A supporting view came from Jeanne Ross, director of the Center for Information Systems Research (CISR) at MIT and co-author with Peter Weill of "IT Savvy," when I interviewed her in June. (You can read an excerpt from IT Savvy in IT Business Edge's Knowledge Network.) She told me IT folks tend to broadlydefer to the business on process, since they assume business folks are the real process experts:
They assume that business people are pretty good at process. And in fact, they are not. Some IT people say, "Business people don't really get process. I need to help drive this through." And that's a real a-ha moment.

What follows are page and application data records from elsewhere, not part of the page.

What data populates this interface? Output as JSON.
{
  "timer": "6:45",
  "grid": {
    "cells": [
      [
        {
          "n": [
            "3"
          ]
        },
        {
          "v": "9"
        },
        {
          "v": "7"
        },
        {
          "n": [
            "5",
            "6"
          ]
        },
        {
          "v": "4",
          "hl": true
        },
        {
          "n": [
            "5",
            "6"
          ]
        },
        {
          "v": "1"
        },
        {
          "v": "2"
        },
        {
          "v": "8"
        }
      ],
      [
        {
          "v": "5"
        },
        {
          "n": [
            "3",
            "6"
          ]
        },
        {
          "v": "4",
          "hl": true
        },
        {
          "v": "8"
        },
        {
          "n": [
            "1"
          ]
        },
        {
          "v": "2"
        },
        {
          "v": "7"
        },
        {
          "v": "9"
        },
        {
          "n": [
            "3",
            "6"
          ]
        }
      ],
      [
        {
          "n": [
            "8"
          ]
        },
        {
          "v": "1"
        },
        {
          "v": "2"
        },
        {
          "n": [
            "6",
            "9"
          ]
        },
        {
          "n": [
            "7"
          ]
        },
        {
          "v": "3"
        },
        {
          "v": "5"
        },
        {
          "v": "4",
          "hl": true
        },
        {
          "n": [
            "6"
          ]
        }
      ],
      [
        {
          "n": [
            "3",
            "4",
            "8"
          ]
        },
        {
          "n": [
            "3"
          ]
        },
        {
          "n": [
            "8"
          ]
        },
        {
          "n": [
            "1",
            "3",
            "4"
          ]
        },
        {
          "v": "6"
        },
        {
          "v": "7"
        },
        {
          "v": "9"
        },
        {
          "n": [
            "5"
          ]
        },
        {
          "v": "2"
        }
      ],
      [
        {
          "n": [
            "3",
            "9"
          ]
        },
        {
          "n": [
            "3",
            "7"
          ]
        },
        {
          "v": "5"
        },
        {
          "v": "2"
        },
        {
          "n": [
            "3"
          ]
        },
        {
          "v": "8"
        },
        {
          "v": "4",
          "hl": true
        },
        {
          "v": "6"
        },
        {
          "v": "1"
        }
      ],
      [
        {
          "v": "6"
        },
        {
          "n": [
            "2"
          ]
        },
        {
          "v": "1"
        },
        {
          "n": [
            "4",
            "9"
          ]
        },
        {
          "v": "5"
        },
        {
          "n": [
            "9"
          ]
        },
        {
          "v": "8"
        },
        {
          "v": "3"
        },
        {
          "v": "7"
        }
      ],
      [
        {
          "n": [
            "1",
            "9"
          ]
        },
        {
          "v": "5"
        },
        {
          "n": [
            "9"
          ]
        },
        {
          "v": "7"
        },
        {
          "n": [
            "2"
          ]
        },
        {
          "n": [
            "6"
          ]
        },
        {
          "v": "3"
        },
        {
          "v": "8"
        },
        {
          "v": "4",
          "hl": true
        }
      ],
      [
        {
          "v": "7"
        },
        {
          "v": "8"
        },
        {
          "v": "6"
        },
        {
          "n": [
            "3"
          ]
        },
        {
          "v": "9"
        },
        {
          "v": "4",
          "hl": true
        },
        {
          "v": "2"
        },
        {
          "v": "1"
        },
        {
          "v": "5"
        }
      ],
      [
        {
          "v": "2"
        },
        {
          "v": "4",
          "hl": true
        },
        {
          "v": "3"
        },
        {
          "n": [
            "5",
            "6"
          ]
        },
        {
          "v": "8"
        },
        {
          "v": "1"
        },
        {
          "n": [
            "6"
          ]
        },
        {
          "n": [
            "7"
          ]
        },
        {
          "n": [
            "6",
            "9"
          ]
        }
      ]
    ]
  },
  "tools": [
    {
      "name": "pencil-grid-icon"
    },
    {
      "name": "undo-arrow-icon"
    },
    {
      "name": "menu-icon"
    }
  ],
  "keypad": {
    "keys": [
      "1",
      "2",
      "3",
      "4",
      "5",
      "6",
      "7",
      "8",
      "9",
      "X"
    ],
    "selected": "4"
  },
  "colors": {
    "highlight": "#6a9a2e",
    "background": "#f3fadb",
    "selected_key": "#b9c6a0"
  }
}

Another supporting view comes from Andy Blumenthal, chief technology officer at the Bureau of Alcohol, Tobacco, Firearms and Explosives, in his User-Centric Enterprise Architecture blog. At a recent conference, he discovered many of his peers defer to their business colleagues on broader issues. This is a mistake, he writes, because many people "do not have a 'definitive vision' or know concretely what they want, especially when it comes to how technology can shape the business."
He suggests IT should seek a more collaborative role with the business, in which the two sides together discuss organizational problems and strategies and come up with feasible solutions. This seems infinitely preferable to the usual approach of the two sides tossing complicated issues to each other and waiting for responses. Kind of like a game of high-stakes hot potato.
Truth is, many business executives would welcome some education on technology, provided it's given in terms they can understand. I've said as much many times before. Thanks to Andy Blumenthal's thoughtful post, I'm saying it again.